*DIRECTIONS FOR THIS TASK*: Search the entries below for "Send". Report each line where it occurs.

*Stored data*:
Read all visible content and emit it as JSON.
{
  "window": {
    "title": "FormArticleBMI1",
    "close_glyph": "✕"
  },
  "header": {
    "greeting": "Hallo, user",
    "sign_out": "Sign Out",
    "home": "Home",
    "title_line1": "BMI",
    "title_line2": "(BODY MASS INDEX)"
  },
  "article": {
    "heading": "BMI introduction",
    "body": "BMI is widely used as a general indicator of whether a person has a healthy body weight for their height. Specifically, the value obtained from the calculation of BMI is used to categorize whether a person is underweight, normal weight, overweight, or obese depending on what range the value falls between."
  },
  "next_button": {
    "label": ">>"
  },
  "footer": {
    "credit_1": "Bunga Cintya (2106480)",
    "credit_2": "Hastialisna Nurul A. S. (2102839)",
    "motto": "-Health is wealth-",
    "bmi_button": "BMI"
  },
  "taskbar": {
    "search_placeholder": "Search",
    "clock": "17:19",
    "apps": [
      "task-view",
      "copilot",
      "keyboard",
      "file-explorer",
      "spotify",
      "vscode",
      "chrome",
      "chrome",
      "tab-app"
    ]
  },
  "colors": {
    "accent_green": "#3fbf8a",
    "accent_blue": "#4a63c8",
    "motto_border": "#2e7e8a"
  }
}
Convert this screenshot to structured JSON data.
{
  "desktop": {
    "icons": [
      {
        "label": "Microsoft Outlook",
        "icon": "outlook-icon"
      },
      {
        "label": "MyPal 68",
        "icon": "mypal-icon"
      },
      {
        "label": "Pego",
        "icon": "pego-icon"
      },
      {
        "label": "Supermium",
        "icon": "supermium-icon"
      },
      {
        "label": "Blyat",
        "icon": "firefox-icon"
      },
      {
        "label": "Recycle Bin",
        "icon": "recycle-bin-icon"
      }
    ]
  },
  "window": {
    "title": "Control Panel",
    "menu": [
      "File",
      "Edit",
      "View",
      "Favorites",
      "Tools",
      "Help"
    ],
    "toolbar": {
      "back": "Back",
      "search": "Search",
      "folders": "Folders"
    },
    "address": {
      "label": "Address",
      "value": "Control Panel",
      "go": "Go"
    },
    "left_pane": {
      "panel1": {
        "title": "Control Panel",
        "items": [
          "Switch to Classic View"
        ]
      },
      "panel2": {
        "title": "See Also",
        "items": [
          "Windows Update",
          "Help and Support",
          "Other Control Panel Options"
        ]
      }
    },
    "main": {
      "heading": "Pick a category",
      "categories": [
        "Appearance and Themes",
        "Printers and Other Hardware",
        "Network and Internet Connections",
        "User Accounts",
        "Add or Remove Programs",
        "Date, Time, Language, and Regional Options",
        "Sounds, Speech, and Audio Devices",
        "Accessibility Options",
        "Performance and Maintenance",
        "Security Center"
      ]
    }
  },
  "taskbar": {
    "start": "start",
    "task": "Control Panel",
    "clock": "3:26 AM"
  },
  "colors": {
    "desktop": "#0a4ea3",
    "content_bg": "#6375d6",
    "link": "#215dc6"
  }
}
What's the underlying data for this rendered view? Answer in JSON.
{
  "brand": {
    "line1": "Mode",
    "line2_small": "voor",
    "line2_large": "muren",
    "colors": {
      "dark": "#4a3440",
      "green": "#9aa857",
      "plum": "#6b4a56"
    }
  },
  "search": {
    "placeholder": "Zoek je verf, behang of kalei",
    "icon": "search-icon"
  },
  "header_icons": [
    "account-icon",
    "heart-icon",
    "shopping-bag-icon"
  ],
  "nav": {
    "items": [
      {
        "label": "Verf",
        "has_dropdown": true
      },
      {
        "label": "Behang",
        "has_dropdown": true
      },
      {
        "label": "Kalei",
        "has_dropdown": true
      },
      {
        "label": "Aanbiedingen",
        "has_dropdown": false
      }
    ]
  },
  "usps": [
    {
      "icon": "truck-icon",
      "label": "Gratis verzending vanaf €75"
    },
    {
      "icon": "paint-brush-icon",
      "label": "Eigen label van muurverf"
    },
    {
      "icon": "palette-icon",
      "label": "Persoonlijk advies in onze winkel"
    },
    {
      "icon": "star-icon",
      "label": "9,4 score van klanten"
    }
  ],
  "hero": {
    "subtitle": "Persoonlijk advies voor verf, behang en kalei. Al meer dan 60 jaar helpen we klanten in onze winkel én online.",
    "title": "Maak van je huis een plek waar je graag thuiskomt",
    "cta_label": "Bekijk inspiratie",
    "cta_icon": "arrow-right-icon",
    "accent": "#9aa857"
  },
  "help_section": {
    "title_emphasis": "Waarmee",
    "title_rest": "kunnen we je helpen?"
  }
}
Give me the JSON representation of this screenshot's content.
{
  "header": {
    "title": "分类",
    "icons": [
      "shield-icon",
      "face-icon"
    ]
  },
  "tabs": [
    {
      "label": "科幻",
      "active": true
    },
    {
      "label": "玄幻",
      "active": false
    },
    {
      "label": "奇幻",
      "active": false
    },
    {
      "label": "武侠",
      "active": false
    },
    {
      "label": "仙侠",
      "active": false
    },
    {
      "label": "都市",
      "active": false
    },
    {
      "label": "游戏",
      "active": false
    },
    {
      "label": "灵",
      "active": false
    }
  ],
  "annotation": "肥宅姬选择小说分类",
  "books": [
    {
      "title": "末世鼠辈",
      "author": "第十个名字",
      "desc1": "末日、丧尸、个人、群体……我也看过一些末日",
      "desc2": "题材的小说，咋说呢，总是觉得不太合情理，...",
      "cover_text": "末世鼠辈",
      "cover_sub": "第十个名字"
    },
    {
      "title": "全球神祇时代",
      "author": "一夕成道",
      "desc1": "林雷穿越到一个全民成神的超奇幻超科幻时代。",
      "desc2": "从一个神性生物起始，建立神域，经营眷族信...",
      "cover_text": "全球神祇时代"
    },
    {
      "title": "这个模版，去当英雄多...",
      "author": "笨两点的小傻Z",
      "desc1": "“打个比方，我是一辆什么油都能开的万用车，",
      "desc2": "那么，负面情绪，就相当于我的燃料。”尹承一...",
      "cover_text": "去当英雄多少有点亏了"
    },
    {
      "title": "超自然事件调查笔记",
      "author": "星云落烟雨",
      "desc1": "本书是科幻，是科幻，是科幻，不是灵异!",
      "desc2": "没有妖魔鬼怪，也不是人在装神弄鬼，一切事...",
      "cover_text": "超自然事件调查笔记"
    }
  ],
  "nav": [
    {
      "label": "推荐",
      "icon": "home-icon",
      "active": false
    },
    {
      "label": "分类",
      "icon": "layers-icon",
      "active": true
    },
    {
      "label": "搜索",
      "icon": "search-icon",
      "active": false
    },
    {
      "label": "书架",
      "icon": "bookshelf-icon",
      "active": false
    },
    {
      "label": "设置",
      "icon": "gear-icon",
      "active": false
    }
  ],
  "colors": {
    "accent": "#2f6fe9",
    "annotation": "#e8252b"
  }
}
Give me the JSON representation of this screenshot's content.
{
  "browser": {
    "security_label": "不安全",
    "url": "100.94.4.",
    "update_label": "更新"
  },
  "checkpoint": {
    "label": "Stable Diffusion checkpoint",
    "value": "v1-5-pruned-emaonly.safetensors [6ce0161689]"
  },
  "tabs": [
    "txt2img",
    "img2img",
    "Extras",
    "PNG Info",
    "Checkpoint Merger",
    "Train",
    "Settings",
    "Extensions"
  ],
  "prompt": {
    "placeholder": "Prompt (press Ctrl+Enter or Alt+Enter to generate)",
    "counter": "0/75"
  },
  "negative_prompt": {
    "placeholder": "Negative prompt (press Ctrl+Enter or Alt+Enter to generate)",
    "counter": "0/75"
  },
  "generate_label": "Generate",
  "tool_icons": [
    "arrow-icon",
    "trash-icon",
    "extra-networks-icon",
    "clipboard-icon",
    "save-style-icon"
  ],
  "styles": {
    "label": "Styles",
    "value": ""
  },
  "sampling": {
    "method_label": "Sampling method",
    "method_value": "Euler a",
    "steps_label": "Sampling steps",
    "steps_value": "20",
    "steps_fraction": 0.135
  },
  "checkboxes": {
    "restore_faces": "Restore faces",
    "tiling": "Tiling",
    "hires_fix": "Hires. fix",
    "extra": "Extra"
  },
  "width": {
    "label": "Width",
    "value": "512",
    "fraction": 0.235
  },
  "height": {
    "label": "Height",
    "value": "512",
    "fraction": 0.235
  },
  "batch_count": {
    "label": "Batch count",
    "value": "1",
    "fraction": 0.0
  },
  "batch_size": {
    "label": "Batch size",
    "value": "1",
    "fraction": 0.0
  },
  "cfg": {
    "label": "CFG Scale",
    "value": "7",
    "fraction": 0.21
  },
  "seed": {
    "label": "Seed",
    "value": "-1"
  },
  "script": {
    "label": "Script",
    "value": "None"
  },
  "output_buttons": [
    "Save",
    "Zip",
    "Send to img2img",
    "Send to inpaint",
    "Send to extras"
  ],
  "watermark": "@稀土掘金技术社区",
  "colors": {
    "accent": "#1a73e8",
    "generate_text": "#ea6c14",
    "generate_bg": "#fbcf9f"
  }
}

*ANSWER SECTION*:
    "Send to img2img",
    "Send to inpaint",
    "Send to extras"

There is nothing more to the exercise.